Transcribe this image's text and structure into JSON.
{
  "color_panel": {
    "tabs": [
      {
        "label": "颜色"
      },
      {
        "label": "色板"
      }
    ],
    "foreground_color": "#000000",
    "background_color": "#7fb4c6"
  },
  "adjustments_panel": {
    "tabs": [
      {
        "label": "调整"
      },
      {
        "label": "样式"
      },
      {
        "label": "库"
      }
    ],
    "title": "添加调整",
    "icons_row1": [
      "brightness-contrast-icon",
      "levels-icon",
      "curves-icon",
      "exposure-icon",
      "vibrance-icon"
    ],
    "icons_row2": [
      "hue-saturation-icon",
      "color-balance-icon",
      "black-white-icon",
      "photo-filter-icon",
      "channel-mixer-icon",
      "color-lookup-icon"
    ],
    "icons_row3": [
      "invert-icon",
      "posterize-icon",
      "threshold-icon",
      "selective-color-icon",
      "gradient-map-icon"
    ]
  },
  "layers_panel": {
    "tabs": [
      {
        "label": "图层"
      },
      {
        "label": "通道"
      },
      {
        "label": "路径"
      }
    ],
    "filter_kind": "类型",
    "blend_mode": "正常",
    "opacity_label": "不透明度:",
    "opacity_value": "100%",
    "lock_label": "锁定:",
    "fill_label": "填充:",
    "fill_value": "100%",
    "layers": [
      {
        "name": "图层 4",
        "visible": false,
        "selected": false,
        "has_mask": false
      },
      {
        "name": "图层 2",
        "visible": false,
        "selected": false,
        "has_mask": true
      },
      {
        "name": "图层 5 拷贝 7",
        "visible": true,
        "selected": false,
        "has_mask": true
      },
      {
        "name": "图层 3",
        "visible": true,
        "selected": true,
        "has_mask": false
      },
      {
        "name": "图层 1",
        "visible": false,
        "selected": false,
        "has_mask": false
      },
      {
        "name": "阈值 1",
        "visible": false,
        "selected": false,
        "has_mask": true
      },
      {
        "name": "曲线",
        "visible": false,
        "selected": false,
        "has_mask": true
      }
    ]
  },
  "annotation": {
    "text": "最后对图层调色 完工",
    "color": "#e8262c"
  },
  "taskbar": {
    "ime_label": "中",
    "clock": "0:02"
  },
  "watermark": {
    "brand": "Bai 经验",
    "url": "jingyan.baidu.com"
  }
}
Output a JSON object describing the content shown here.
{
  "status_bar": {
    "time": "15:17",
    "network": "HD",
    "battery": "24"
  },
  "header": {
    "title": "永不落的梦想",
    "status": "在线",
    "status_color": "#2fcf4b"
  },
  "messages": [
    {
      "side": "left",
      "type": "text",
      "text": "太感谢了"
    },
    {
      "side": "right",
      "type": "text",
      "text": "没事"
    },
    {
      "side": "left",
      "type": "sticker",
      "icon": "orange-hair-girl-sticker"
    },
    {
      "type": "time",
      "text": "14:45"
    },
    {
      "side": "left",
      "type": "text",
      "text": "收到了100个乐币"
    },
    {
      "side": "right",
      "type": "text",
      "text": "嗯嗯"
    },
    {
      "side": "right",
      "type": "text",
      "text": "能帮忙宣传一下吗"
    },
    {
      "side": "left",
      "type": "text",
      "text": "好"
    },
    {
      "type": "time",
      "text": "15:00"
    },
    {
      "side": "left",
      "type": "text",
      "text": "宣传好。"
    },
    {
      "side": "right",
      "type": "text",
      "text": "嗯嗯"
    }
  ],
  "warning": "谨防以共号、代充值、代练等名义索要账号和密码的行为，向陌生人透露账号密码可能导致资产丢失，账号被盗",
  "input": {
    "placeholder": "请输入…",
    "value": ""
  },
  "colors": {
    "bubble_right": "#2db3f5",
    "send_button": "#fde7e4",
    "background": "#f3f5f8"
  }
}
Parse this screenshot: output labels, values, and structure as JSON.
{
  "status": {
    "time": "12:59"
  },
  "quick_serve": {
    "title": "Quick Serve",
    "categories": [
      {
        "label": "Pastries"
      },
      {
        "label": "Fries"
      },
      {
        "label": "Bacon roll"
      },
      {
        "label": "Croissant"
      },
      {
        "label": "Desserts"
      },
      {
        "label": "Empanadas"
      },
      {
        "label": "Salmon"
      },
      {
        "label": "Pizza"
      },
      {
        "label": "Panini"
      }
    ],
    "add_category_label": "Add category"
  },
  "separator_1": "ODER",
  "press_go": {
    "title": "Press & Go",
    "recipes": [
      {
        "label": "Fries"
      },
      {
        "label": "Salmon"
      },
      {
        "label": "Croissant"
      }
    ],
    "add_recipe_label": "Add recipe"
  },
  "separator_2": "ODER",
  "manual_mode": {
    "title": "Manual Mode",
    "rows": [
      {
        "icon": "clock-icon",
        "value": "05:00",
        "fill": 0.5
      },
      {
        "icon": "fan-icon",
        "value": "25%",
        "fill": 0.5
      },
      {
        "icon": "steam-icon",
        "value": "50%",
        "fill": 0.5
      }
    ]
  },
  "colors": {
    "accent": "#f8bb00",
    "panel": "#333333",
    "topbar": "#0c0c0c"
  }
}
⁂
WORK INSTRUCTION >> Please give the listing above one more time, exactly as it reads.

EXERCISE SOLUTION >>
Transcribe this image's text and structure into JSON.
{
  "color_panel": {
    "tabs": [
      {
        "label": "颜色"
      },
      {
        "label": "色板"
      }
    ],
    "foreground_color": "#000000",
    "background_color": "#7fb4c6"
  },
  "adjustments_panel": {
    "tabs": [
      {
        "label": "调整"
      },
      {
        "label": "样式"
      },
      {
        "label": "库"
      }
    ],
    "title": "添加调整",
    "icons_row1": [
      "brightness-contrast-icon",
      "levels-icon",
      "curves-icon",
      "exposure-icon",
      "vibrance-icon"
    ],
    "icons_row2": [
      "hue-saturation-icon",
      "color-balance-icon",
      "black-white-icon",
      "photo-filter-icon",
      "channel-mixer-icon",
      "color-lookup-icon"
    ],
    "icons_row3": [
      "invert-icon",
      "posterize-icon",
      "threshold-icon",
      "selective-color-icon",
      "gradient-map-icon"
    ]
  },
  "layers_panel": {
    "tabs": [
      {
        "label": "图层"
      },
      {
        "label": "通道"
      },
      {
        "label": "路径"
      }
    ],
    "filter_kind": "类型",
    "blend_mode": "正常",
    "opacity_label": "不透明度:",
    "opacity_value": "100%",
    "lock_label": "锁定:",
    "fill_label": "填充:",
    "fill_value": "100%",
    "layers": [
      {
        "name": "图层 4",
        "visible": false,
        "selected": false,
        "has_mask": false
      },
      {
        "name": "图层 2",
        "visible": false,
        "selected": false,
        "has_mask": true
      },
      {
        "name": "图层 5 拷贝 7",
        "visible": true,
        "selected": false,
        "has_mask": true
      },
      {
        "name": "图层 3",
        "visible": true,
        "selected": true,
        "has_mask": false
      },
      {
        "name": "图层 1",
        "visible": false,
        "selected": false,
        "has_mask": false
      },
      {
        "name": "阈值 1",
        "visible": false,
        "selected": false,
        "has_mask": true
      },
      {
        "name": "曲线",
        "visible": false,
        "selected": false,
        "has_mask": true
      }
    ]
  },
  "annotation": {
    "text": "最后对图层调色 完工",
    "color": "#e8262c"
  },
  "taskbar": {
    "ime_label": "中",
    "clock": "0:02"
  },
  "watermark": {
    "brand": "Bai 经验",
    "url": "jingyan.baidu.com"
  }
}
Output a JSON object describing the content shown here.
{
  "status_bar": {
    "time": "15:17",
    "network": "HD",
    "battery": "24"
  },
  "header": {
    "title": "永不落的梦想",
    "status": "在线",
    "status_color": "#2fcf4b"
  },
  "messages": [
    {
      "side": "left",
      "type": "text",
      "text": "太感谢了"
    },
    {
      "side": "right",
      "type": "text",
      "text": "没事"
    },
    {
      "side": "left",
      "type": "sticker",
      "icon": "orange-hair-girl-sticker"
    },
    {
      "type": "time",
      "text": "14:45"
    },
    {
      "side": "left",
      "type": "text",
      "text": "收到了100个乐币"
    },
    {
      "side": "right",
      "type": "text",
      "text": "嗯嗯"
    },
    {
      "side": "right",
      "type": "text",
      "text": "能帮忙宣传一下吗"
    },
    {
      "side": "left",
      "type": "text",
      "text": "好"
    },
    {
      "type": "time",
      "text": "15:00"
    },
    {
      "side": "left",
      "type": "text",
      "text": "宣传好。"
    },
    {
      "side": "right",
      "type": "text",
      "text": "嗯嗯"
    }
  ],
  "warning": "谨防以共号、代充值、代练等名义索要账号和密码的行为，向陌生人透露账号密码可能导致资产丢失，账号被盗",
  "input": {
    "placeholder": "请输入…",
    "value": ""
  },
  "colors": {
    "bubble_right": "#2db3f5",
    "send_button": "#fde7e4",
    "background": "#f3f5f8"
  }
}
Parse this screenshot: output labels, values, and structure as JSON.
{
  "status": {
    "time": "12:59"
  },
  "quick_serve": {
    "title": "Quick Serve",
    "categories": [
      {
        "label": "Pastries"
      },
      {
        "label": "Fries"
      },
      {
        "label": "Bacon roll"
      },
      {
        "label": "Croissant"
      },
      {
        "label": "Desserts"
      },
      {
        "label": "Empanadas"
      },
      {
        "label": "Salmon"
      },
      {
        "label": "Pizza"
      },
      {
        "label": "Panini"
      }
    ],
    "add_category_label": "Add category"
  },
  "separator_1": "ODER",
  "press_go": {
    "title": "Press & Go",
    "recipes": [
      {
        "label": "Fries"
      },
      {
        "label": "Salmon"
      },
      {
        "label": "Croissant"
      }
    ],
    "add_recipe_label": "Add recipe"
  },
  "separator_2": "ODER",
  "manual_mode": {
    "title": "Manual Mode",
    "rows": [
      {
        "icon": "clock-icon",
        "value": "05:00",
        "fill": 0.5
      },
      {
        "icon": "fan-icon",
        "value": "25%",
        "fill": 0.5
      },
      {
        "icon": "steam-icon",
        "value": "50%",
        "fill": 0.5
      }
    ]
  },
  "colors": {
    "accent": "#f8bb00",
    "panel": "#333333",
    "topbar": "#0c0c0c"
  }
}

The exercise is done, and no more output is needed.